King says Syria refugee influx depleting Jordan

King Abdullah of Jordan.

AMMAN - King Abdullah II said Sunday the influx of hundreds of thousands of Syrian refugees is depleting Jordan's scarce natural resources, and called for international assistance to deal with the problem.

"Jordan currently hosts around 600,000 Syrian refugees - an issue that depletes our already limited resources and puts enormous pressure on our infrastructure," the king said in a speech to parliament.

"If the international community does not move quickly to help us shoulder the burdens of the Syrian crisis... Jordan is able to take measures to protect the interests of our people and country," he said without elaborating.

The monarch said that since the start of the Syria conflict, Jordan had stuck to a policy of supporting a political solution that preserves the war-hit country's unity and territorial integrity, as well security in the region.

The UN refugee agency says there are 541,025 registered Syrian refugees in Jordan, including more than 100,000 in the northern desert Zaatari camp near the border.

Jordan has repeatedly called for more international aid.

It says the growing refugee influx has placed a huge burden on already overstretched water and power supplies as well as housing and education, while unemployed Jordanians face tough competition from Syrians for jobs.

On Thursday, Amnesty International urged world support to help Jordan and other countries hosting Syrian refugees end border restrictions on those fleeing the conflict.
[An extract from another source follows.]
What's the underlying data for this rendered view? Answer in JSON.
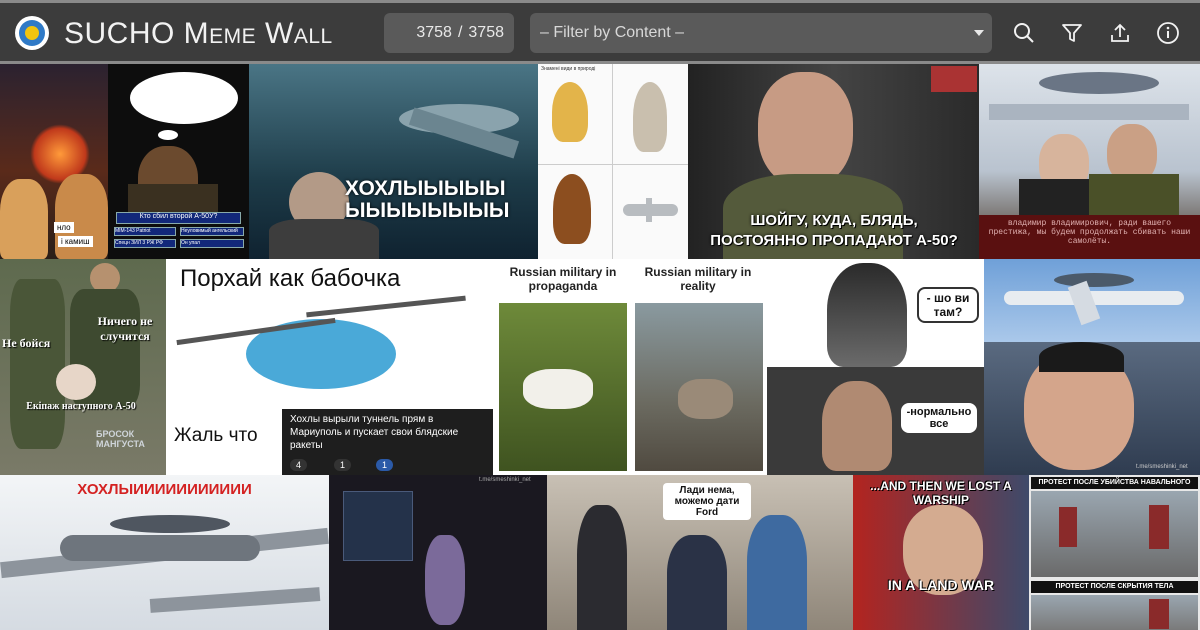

More than 115,000 people have been killed and over 2.1 million forced to flee - mostly to Jordan, Lebanon, Turkey, Iraq and Egypt - since the conflict erupted after a crackdown on protests that began in March 2011 against President Bashar al-Assad.